I agree with you that the Sino-Korean or Sino-Japanese lexical items are
indeed part of the Korean or Japanese Language, although they may belong to a
distinct category from the native one in the respective lexicon. As for the
technical and other words, which are shared in the three languages you
mention, some people put more emphasis on which of the Chinese-character-using
countries was the first to form such expressions. Each country, on the other
hand, may want to appropriate these words as their own, as the words are based
on their native or nativized roots.

The "yaki" in "yaki mandu" is a straightforward case of language borrowing.
Since it is always written in hankul even when it is used, and in this case,
there is no "character" borrowing.

I am curious to know, however, if anyone did a study on real character
borrowing, e.g., (1) How many abbreviations made by the Japanese were borrowed
by the Koreans and/or Chinese; (2) How many new "Chinese" characters "made up"
by the Japanese were borrowed by the Korean and/or Chinese writers. I may
also ask the same questions concerning the Chinese characters abbreviated or
created by the Koreans.

Young-Key Kim-Renaud

>===== Original Message From Korean Linguistics <ICKL@...>,
Wednesday, March 05, 2003 8:56 AM =====

>Hello. I would submit to the group that with very few exceptions, all
>Korean words based on Chinese origin are just as "native" Korean as Japanese
>words of Chinese origin are "native" Japanese.
>However, there are some words that although, written in Korean, are
>pronounced in Japanese such as "Yaki" mandu instead of Kun-mandu. This is
>normally found primarily among the older Koreans that had the "exposure" to
>Japanese during the imperial days of Japan.
>Also, the majority of all technical words such as doctor and military terms
>are almost always identical in Chinese, Korean and Japanese, but with their
>own pronunciation.
>Roland Wilson

=====From ICKL <ICKL@...> , Tuesday, March 04, 2003 6:48 PM

Hi, Bob,

You asked what Korean dictionary I found the Japanese version of the "tong"
of "notong" in. (I am top-posting to the exchange.)

I guess I will follow you in keeping the whole list in on this. How does
the saying go? "On the internet, no one can tell your face is red"?

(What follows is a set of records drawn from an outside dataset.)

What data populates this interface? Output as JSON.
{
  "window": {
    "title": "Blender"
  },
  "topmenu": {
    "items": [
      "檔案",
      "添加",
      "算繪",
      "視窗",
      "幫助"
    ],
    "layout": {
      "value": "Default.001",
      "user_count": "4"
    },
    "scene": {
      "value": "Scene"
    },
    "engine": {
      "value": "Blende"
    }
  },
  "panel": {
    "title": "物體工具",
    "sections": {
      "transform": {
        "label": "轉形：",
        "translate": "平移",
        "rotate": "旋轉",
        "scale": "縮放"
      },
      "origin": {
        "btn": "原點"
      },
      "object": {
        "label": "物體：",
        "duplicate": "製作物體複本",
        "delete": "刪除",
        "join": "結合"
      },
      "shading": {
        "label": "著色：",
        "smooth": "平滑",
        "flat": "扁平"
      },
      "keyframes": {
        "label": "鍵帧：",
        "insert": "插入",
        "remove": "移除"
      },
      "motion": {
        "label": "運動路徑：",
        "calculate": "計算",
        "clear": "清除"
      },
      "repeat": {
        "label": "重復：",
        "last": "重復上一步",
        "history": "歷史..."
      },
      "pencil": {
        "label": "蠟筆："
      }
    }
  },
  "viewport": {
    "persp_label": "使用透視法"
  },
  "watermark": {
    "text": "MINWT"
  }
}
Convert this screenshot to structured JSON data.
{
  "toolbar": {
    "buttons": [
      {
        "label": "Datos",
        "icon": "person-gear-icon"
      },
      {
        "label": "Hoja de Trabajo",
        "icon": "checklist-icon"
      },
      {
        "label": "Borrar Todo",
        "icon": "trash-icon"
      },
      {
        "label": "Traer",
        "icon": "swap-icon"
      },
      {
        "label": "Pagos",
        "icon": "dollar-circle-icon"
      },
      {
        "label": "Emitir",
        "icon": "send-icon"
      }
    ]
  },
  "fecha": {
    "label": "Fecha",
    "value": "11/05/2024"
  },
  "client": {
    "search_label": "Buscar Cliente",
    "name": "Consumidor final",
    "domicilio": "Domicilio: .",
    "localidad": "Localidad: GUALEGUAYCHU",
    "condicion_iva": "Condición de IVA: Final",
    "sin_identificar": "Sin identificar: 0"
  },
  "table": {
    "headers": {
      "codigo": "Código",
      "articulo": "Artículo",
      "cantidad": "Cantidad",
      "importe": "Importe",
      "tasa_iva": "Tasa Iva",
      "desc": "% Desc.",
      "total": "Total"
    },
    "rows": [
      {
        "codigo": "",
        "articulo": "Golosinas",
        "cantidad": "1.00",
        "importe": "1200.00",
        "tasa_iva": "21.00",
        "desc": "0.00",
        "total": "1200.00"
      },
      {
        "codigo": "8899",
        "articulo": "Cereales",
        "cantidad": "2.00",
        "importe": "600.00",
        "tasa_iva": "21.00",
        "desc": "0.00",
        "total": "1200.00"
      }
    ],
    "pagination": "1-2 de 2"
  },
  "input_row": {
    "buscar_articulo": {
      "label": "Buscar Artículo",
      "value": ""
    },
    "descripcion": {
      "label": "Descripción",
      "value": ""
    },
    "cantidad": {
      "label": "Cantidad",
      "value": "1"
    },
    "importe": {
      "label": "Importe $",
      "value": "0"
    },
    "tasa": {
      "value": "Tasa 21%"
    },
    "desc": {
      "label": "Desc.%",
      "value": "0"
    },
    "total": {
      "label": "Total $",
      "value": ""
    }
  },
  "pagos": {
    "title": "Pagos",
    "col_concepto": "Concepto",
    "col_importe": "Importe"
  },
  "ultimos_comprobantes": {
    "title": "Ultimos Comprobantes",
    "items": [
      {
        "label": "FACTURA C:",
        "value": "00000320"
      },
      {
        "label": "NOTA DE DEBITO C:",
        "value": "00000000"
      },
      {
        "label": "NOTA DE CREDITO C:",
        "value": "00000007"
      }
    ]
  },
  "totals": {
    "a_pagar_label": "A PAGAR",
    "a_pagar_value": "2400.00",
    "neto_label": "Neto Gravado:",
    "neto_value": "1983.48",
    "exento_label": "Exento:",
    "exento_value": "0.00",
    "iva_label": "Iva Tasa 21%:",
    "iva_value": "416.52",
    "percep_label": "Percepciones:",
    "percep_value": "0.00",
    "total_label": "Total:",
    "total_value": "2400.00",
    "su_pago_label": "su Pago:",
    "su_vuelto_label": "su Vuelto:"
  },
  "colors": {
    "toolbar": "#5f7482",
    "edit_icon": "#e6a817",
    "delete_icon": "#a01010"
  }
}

I probably should have couched my remark much more circumspectly--or even
not have made it at all. To tell the truth, I don't remember ever seeing
the word written with that "tong" (the classifier is "person," rather than
"hand") either.

The original question made me wonder whether some kokuji might have been
adopted, and I wondered for instance about characters for measure words,
such as the ones the Japanese (used to) read and write for "mairu,"
"inchi," etc.; until this morning I had labored under the false notion that
they were kokuji. I decided to check only the character in question
because it is unusual in having a Sino-Japanese reading and thus being easy
to borrow with a Sino-Korean reading.

So I grabbed my trusty /Choysin kwukhan tay sacen/ (compiled by Munyensa's
[?] sacen phyenchanhoy in 4284-06-29; mine is officically marked up from
600 hoan to 800), and found the character on page 40 of the main
dictionary, where it is given as "[tong] il ham. tongcak." My suspicions
should have been aroused by the fact that no compounds are given for it.
Had I looked up the "lo" part of "nodong" in this same dictionary, I would
have found the other, inpyen-less, "tong" and not jumped to my now famous
false conclusion. My statement would have been correct had I said my
dictionary has the character with which the Japanese write "roodoo," giving
it the reading "tong."

I'm starting to think that maybe, just possibly, Korean /doesn't/ use a
thousand Japanese
characters! Or even one! (The question of what that one character was
doing in my dictionary remains.)


On 03-Mar-03, you wrote, re Re: Re: FWD: Question about Japanese
characters in Korean lang.:

RR> What dictionary is that, Bart? I've only seen the word written with the
RR> character for ugoku (without the hand radical used in the kokuji).
RR> Bob

RR> ----- Original Message -----
RR> From: "Bart Mathias" <mathias@...>
RR> To: <ICKL@...>
RR> Sent: Monday, March 03, 2003 5:12 PM
RR> Subject: Re: FWD: Question about Japanese characters in Korean lang.

RR>> A very trivial comment, but I think some Japanese-made hanca have been
RR>> in writing Korean. One that is listed in a small hanca sacen that I
RR>> have, for instance, is the "tong" of "lotong" = "labor."

RR>> Bart Mathias

RR>> On 02-Mar-03, Young-Key Kim-Renaud wrote, re FWD: Question about Japanese
RR>> characters in Korean lang.:

RR>>> Dear Corey,

RR>>> [...]

RR>>> I share your general opinion completely, but I am forwarding your
RR>>> to three different discussion groups I belong to, as various
RR>>> might have something to say about your questions (and my answers):
RR>> G> [...]